(Supplied records Opens)

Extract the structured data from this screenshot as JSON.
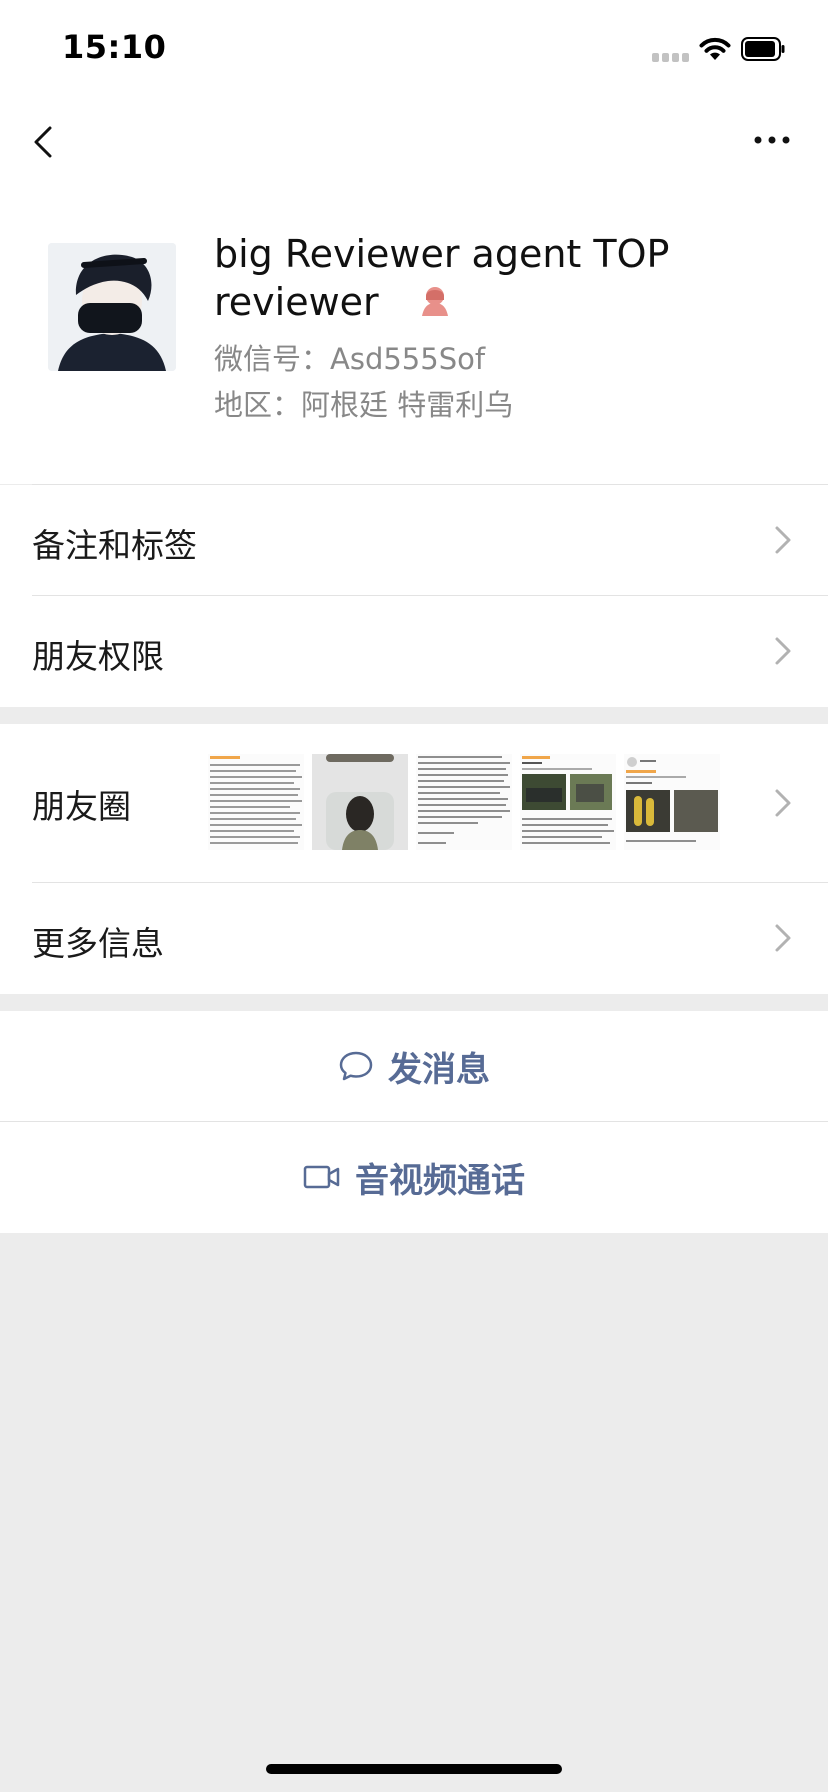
{
  "status_bar": {
    "time": "15:10"
  },
  "profile": {
    "name": "big Reviewer agent TOP reviewer",
    "wechat_id": "微信号：Asd555Sof",
    "region": "地区：阿根廷 特雷利乌"
  },
  "rows": {
    "remark_tags": "备注和标签",
    "friend_permissions": "朋友权限",
    "moments": "朋友圈",
    "more_info": "更多信息"
  },
  "actions": {
    "send_message": "发消息",
    "video_call": "音视频通话"
  },
  "colors": {
    "link": "#576b95",
    "background": "#ececec",
    "badge": "#e8908a"
  },
  "icons": {
    "back": "back-chevron-icon",
    "more": "more-dots-icon",
    "message": "chat-bubble-icon",
    "video": "video-camera-icon"
  }
}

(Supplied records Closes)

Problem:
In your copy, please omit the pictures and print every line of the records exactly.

Written reply:
Extract the structured data from this screenshot as JSON.
{
  "status_bar": {
    "time": "15:10"
  },
  "profile": {
    "name": "big Reviewer agent TOP reviewer",
    "wechat_id": "微信号：Asd555Sof",
    "region": "地区：阿根廷 特雷利乌"
  },
  "rows": {
    "remark_tags": "备注和标签",
    "friend_permissions": "朋友权限",
    "moments": "朋友圈",
    "more_info": "更多信息"
  },
  "actions": {
    "send_message": "发消息",
    "video_call": "音视频通话"
  },
  "colors": {
    "link": "#576b95",
    "background": "#ececec",
    "badge": "#e8908a"
  },
  "icons": {
    "back": "back-chevron-icon",
    "more": "more-dots-icon",
    "message": "chat-bubble-icon",
    "video": "video-camera-icon"
  }
}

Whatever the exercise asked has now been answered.